Here is another, where color plays an important role. I just don’t see this Gehry building in B&W, however, the building in LA is a different story. The panels are all silver making for great conversions. See below.
If color is getting in the way of what I am trying to portray, express or show, I will remove the color so the design, graphic, or emotion is more discernible. These images come to mind as examples. The door at ESP does not have much color to begin with so it makes sense to remove it. And the B&W choice does a good job of drawing the eye to what is important, the shadow. The “god-rays” scene is all about the rays and the conversion makes that clear. The dunes are all about line, rhythm, shape, shadow and light. As such, the color just gets in the way. With people, when we remove the color we see into the soul of the person.

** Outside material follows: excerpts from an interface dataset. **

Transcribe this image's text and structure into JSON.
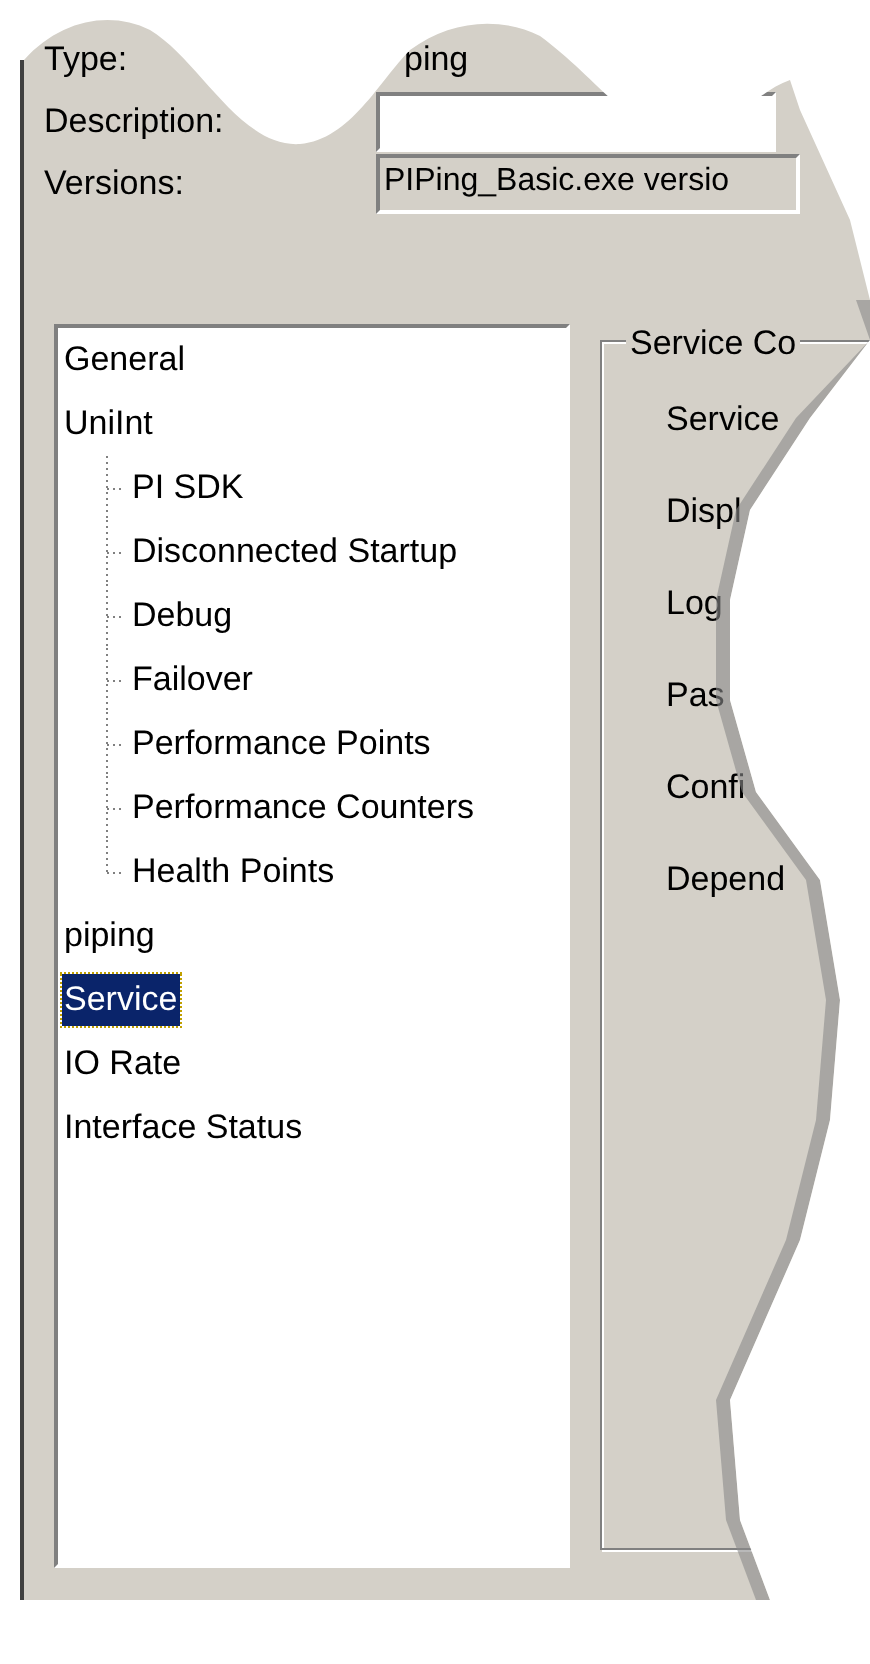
{
  "fields": [
    {
      "label": "Type:",
      "value": "ping",
      "kind": "text"
    },
    {
      "label": "Description:",
      "kind": "input"
    },
    {
      "label": "Versions:",
      "value": "PIPing_Basic.exe versio",
      "kind": "readonly"
    }
  ],
  "tree": [
    {
      "label": "General",
      "selected": false
    },
    {
      "label": "UniInt",
      "selected": false,
      "children": [
        {
          "label": "PI SDK",
          "selected": false
        },
        {
          "label": "Disconnected Startup",
          "selected": false
        },
        {
          "label": "Debug",
          "selected": false
        },
        {
          "label": "Failover",
          "selected": false
        },
        {
          "label": "Performance Points",
          "selected": false
        },
        {
          "label": "Performance Counters",
          "selected": false
        },
        {
          "label": "Health Points",
          "selected": false
        }
      ]
    },
    {
      "label": "piping",
      "selected": false
    },
    {
      "label": "Service",
      "selected": true
    },
    {
      "label": "IO Rate",
      "selected": false
    },
    {
      "label": "Interface Status",
      "selected": false
    }
  ],
  "group": {
    "title": "Service Co",
    "labels": [
      "Service",
      "Displ",
      "Log",
      "Pas",
      "Confi",
      "Depend"
    ]
  }
}
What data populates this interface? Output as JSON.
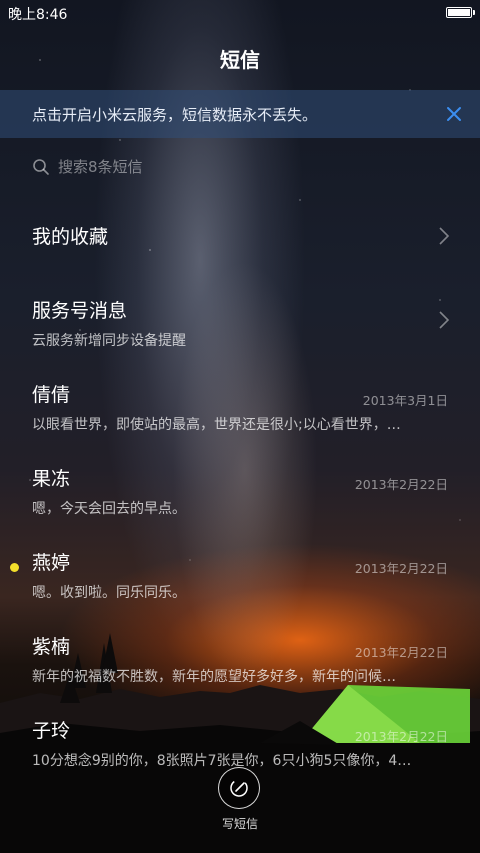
{
  "status_bar": {
    "time": "晚上8:46"
  },
  "header": {
    "title": "短信"
  },
  "banner": {
    "text": "点击开启小米云服务，短信数据永不丢失。",
    "close_icon": "close-icon",
    "accent_color": "#3b8ef0"
  },
  "search": {
    "placeholder": "搜索8条短信",
    "value": ""
  },
  "conversations": [
    {
      "title": "我的收藏",
      "subtitle": "",
      "date": "",
      "unread": false,
      "has_chevron": true
    },
    {
      "title": "服务号消息",
      "subtitle": "云服务新增同步设备提醒",
      "date": "",
      "unread": false,
      "has_chevron": true
    },
    {
      "title": "倩倩",
      "subtitle": "以眼看世界，即使站的最高，世界还是很小;以心看世界，…",
      "date": "2013年3月1日",
      "unread": false,
      "has_chevron": false
    },
    {
      "title": "果冻",
      "subtitle": "嗯，今天会回去的早点。",
      "date": "2013年2月22日",
      "unread": false,
      "has_chevron": false
    },
    {
      "title": "燕婷",
      "subtitle": "嗯。收到啦。同乐同乐。",
      "date": "2013年2月22日",
      "unread": true,
      "has_chevron": false
    },
    {
      "title": "紫楠",
      "subtitle": "新年的祝福数不胜数，新年的愿望好多好多，新年的问候…",
      "date": "2013年2月22日",
      "unread": false,
      "has_chevron": false
    },
    {
      "title": "子玲",
      "subtitle": "10分想念9别的你，8张照片7张是你，6只小狗5只像你，4…",
      "date": "2013年2月22日",
      "unread": false,
      "has_chevron": false
    }
  ],
  "compose": {
    "label": "写短信",
    "icon": "compose-icon"
  },
  "colors": {
    "unread_dot": "#f3df2b"
  }
}
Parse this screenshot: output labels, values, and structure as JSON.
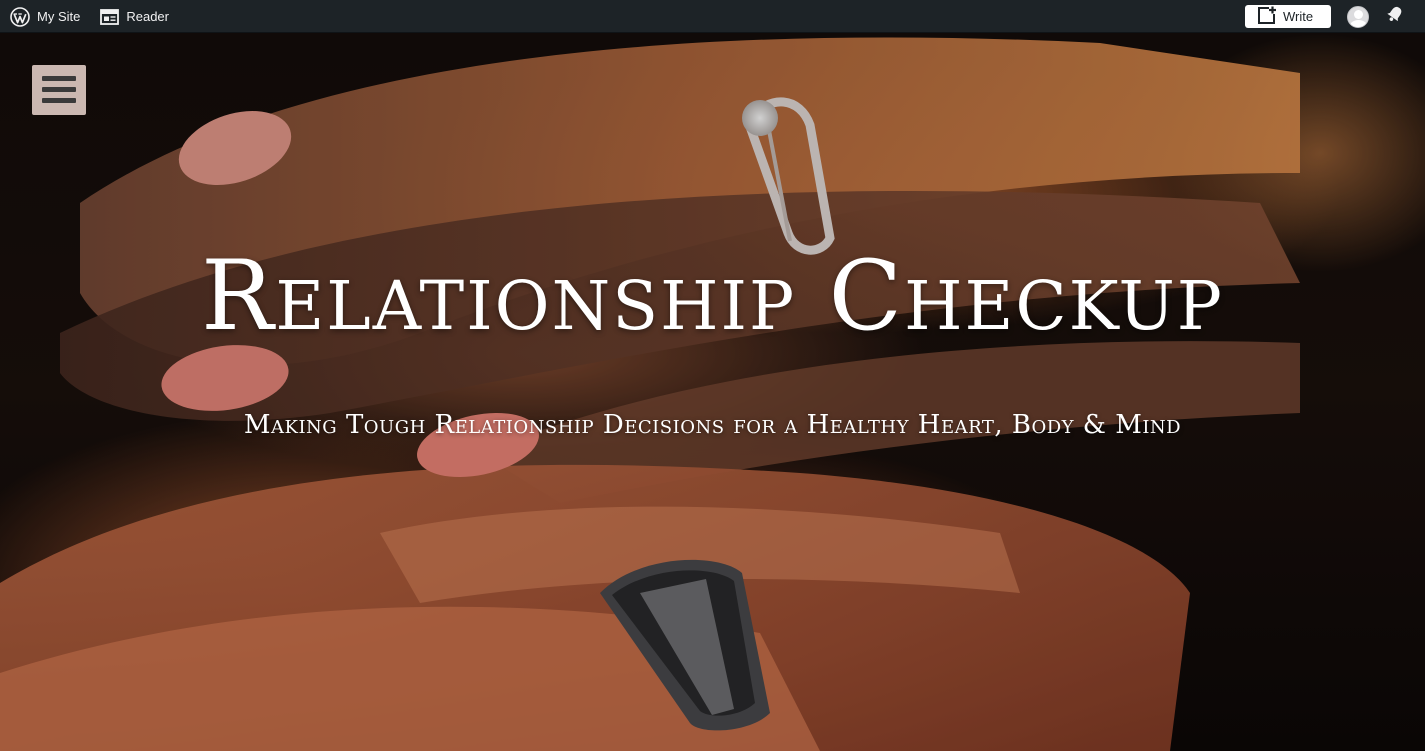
{
  "adminbar": {
    "wp_logo_icon": "wordpress-logo-icon",
    "my_site_label": "My Site",
    "reader_label": "Reader",
    "reader_icon": "reader-icon",
    "write_label": "Write",
    "write_icon": "write-post-icon",
    "avatar_icon": "user-avatar-icon",
    "notifications_icon": "bell-icon"
  },
  "header": {
    "menu_icon": "hamburger-menu-icon",
    "title": "Relationship Checkup",
    "tagline": "Making Tough Relationship Decisions for a Healthy Heart, Body & Mind"
  },
  "colors": {
    "adminbar_bg": "#1d2327",
    "adminbar_text": "#f0f0f1",
    "menu_toggle_bg": "#cbb8b1",
    "title_text": "#ffffff"
  }
}
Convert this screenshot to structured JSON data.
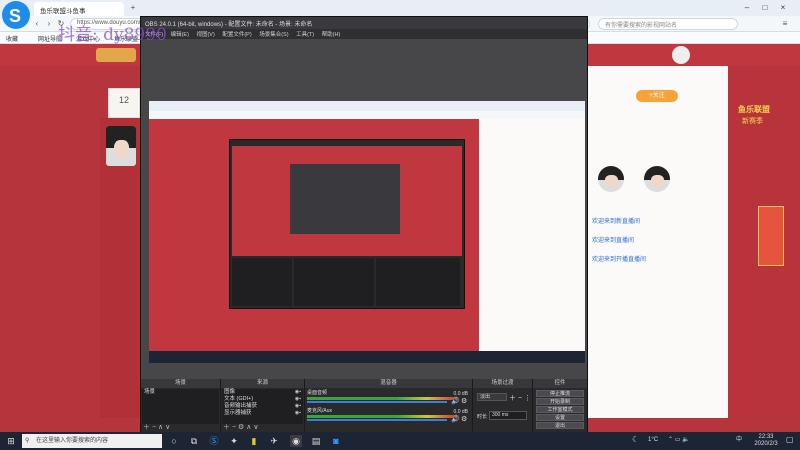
{
  "browser": {
    "tab_title": "鱼乐联盟斗鱼事",
    "address": "https://www.douyu.com/...",
    "search_placeholder": "有你需要搜索的影视网站名",
    "bookmarks": [
      "收藏",
      "网址导航",
      "游戏中心",
      "鱼乐联盟"
    ]
  },
  "page": {
    "badge_num": "12",
    "ad_title": "鱼乐联盟",
    "ad_sub": "新赛季",
    "follow_button": "+关注",
    "side_links": [
      "欢迎来到新直播间",
      "欢迎来到直播间",
      "欢迎来到开播直播间"
    ]
  },
  "watermark": "抖音: dy8990",
  "obs": {
    "title": "OBS 24.0.1 (64-bit, windows) - 配置文件: 未命名 - 场景: 未命名",
    "menu": [
      "文件(F)",
      "编辑(E)",
      "视图(V)",
      "配置文件(P)",
      "场景集合(S)",
      "工具(T)",
      "帮助(H)"
    ],
    "docks": {
      "scenes": {
        "title": "场景",
        "items": [
          "场景"
        ]
      },
      "sources": {
        "title": "来源",
        "items": [
          "图像",
          "文本 (GDI+)",
          "音频输出捕获",
          "显示器捕获"
        ]
      },
      "mixer": {
        "title": "混音器",
        "channels": [
          {
            "name": "桌面音频",
            "level": "0.0 dB"
          },
          {
            "name": "麦克风/Aux",
            "level": "0.0 dB"
          }
        ]
      },
      "transitions": {
        "title": "场景过渡",
        "mode": "淡出",
        "duration_label": "时长",
        "duration": "300 ms"
      },
      "controls": {
        "title": "控件",
        "buttons": [
          "停止推流",
          "开始录制",
          "工作室模式",
          "设置",
          "退出"
        ]
      }
    }
  },
  "taskbar": {
    "search_placeholder": "在这里输入你要搜索的内容",
    "time": "22:33",
    "date": "2020/2/3",
    "weather": "1°C",
    "ime": "中"
  }
}
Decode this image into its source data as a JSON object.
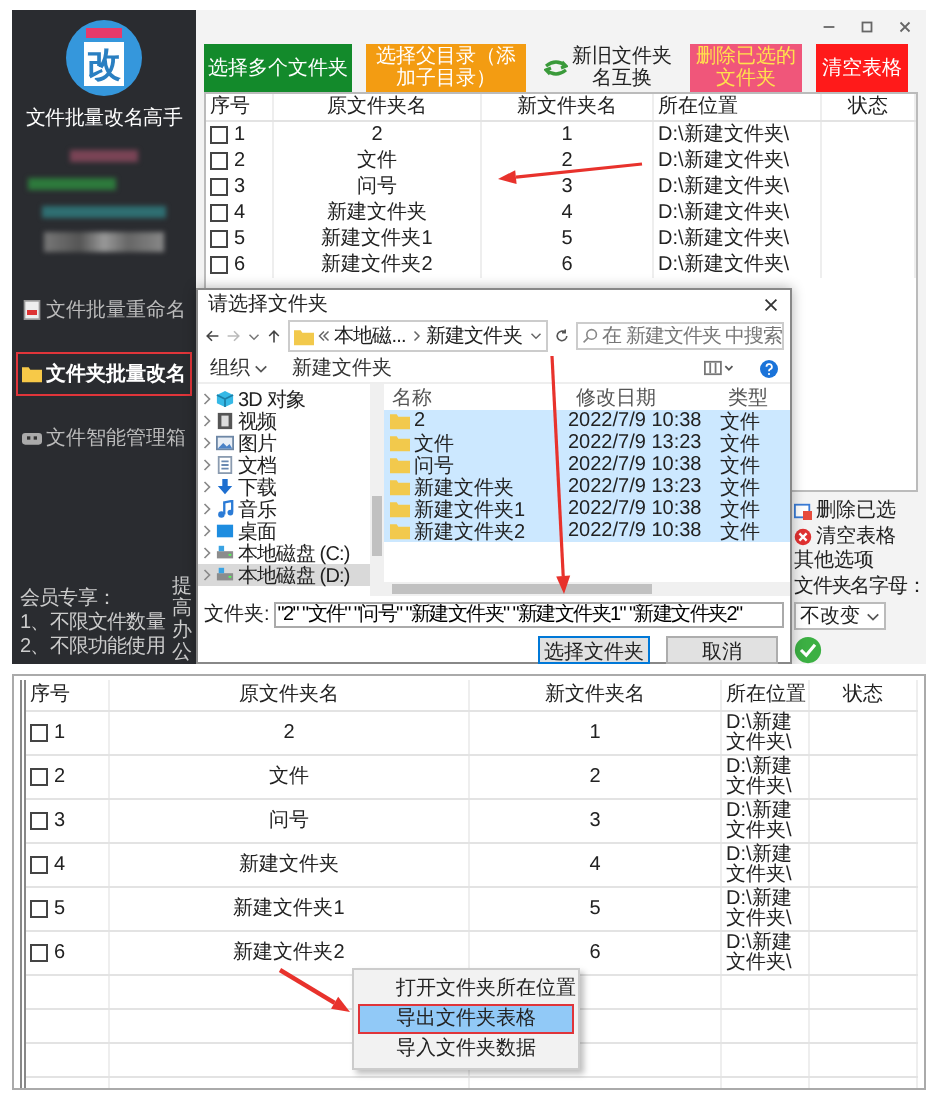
{
  "app": {
    "logo_char": "改",
    "title": "文件批量改名高手"
  },
  "sidebar": {
    "nav": [
      {
        "label": "文件批量重命名",
        "kind": "file",
        "selected": false
      },
      {
        "label": "文件夹批量改名",
        "kind": "folder",
        "selected": true
      },
      {
        "label": "文件智能管理箱",
        "kind": "box",
        "selected": false
      }
    ],
    "member_note": [
      "会员专享：",
      "1、不限文件数量",
      "2、不限功能使用"
    ],
    "vertical_note": "提高办公"
  },
  "toolbar": [
    {
      "label": "选择多个文件夹",
      "kind": "green"
    },
    {
      "label": "选择父目录（添加子目录）",
      "kind": "orange"
    },
    {
      "label": "新旧文件夹名互换",
      "kind": "swap"
    },
    {
      "label": "删除已选的文件夹",
      "kind": "pink"
    },
    {
      "label": "清空表格",
      "kind": "red"
    }
  ],
  "table": {
    "columns": [
      "序号",
      "原文件夹名",
      "新文件夹名",
      "所在位置",
      "状态"
    ],
    "rows": [
      {
        "index": "1",
        "checked": false,
        "original": "2",
        "new": "1",
        "location": "D:\\新建文件夹\\"
      },
      {
        "index": "2",
        "checked": false,
        "original": "文件",
        "new": "2",
        "location": "D:\\新建文件夹\\"
      },
      {
        "index": "3",
        "checked": false,
        "original": "问号",
        "new": "3",
        "location": "D:\\新建文件夹\\"
      },
      {
        "index": "4",
        "checked": false,
        "original": "新建文件夹",
        "new": "4",
        "location": "D:\\新建文件夹\\"
      },
      {
        "index": "5",
        "checked": false,
        "original": "新建文件夹1",
        "new": "5",
        "location": "D:\\新建文件夹\\"
      },
      {
        "index": "6",
        "checked": false,
        "original": "新建文件夹2",
        "new": "6",
        "location": "D:\\新建文件夹\\"
      }
    ]
  },
  "side_panel": {
    "actions": [
      {
        "label": "删除已选",
        "kind": "delete"
      },
      {
        "label": "清空表格",
        "kind": "clear"
      }
    ],
    "options_title": "其他选项",
    "letter_case_label": "文件夹名字母：",
    "letter_case_value": "不改变"
  },
  "dialog": {
    "title": "请选择文件夹",
    "path": [
      "本地磁...",
      "新建文件夹"
    ],
    "search_placeholder": "在 新建文件夹 中搜索",
    "toolbar": [
      "组织",
      "新建文件夹"
    ],
    "nav": [
      {
        "label": "3D 对象",
        "kind": "objects",
        "selected": false
      },
      {
        "label": "视频",
        "kind": "video",
        "selected": false
      },
      {
        "label": "图片",
        "kind": "pictures",
        "selected": false
      },
      {
        "label": "文档",
        "kind": "documents",
        "selected": false
      },
      {
        "label": "下载",
        "kind": "downloads",
        "selected": false
      },
      {
        "label": "音乐",
        "kind": "music",
        "selected": false
      },
      {
        "label": "桌面",
        "kind": "desktop",
        "selected": false
      },
      {
        "label": "本地磁盘 (C:)",
        "kind": "drive",
        "selected": false
      },
      {
        "label": "本地磁盘 (D:)",
        "kind": "drive",
        "selected": true
      }
    ],
    "columns": [
      "名称",
      "修改日期",
      "类型"
    ],
    "files": [
      {
        "name": "2",
        "date": "2022/7/9 10:38",
        "type": "文件",
        "selected": true
      },
      {
        "name": "文件",
        "date": "2022/7/9 13:23",
        "type": "文件",
        "selected": true
      },
      {
        "name": "问号",
        "date": "2022/7/9 10:38",
        "type": "文件",
        "selected": true
      },
      {
        "name": "新建文件夹",
        "date": "2022/7/9 13:23",
        "type": "文件",
        "selected": true
      },
      {
        "name": "新建文件夹1",
        "date": "2022/7/9 10:38",
        "type": "文件",
        "selected": true
      },
      {
        "name": "新建文件夹2",
        "date": "2022/7/9 10:38",
        "type": "文件",
        "selected": true
      }
    ],
    "filename_label": "文件夹:",
    "filename_value": "\"2\" \"文件\" \"问号\" \"新建文件夹\" \"新建文件夹1\" \"新建文件夹2\"",
    "buttons": [
      {
        "label": "选择文件夹",
        "kind": "primary"
      },
      {
        "label": "取消",
        "kind": "normal"
      }
    ]
  },
  "bottom": {
    "table": {
      "columns": [
        "序号",
        "原文件夹名",
        "新文件夹名",
        "所在位置",
        "状态"
      ],
      "rows": [
        {
          "index": "1",
          "checked": false,
          "original": "2",
          "new": "1",
          "location": "D:\\新建文件夹\\"
        },
        {
          "index": "2",
          "checked": false,
          "original": "文件",
          "new": "2",
          "location": "D:\\新建文件夹\\"
        },
        {
          "index": "3",
          "checked": false,
          "original": "问号",
          "new": "3",
          "location": "D:\\新建文件夹\\"
        },
        {
          "index": "4",
          "checked": false,
          "original": "新建文件夹",
          "new": "4",
          "location": "D:\\新建文件夹\\"
        },
        {
          "index": "5",
          "checked": false,
          "original": "新建文件夹1",
          "new": "5",
          "location": "D:\\新建文件夹\\"
        },
        {
          "index": "6",
          "checked": false,
          "original": "新建文件夹2",
          "new": "6",
          "location": "D:\\新建文件夹\\"
        }
      ]
    },
    "context_menu": [
      {
        "label": "打开文件夹所在位置",
        "selected": false
      },
      {
        "label": "导出文件夹表格",
        "selected": true
      },
      {
        "label": "导入文件夹数据",
        "selected": false
      }
    ]
  }
}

Sometimes an image works in both color and B&W and simply creates a very different emotion/reaction. I posted such an example this spring from the Smokies. I share it here again to make my point.
My suggestion is to make your B&W conversions with purpose. Don’t make B&W images for the sake of creating another B&W image. Not all color images convert succesfully to B&W.
Enough from me, I’m interested to hear what you have to say.
“With color we look at the photography, with B&W we look into the photograph.” Anonymous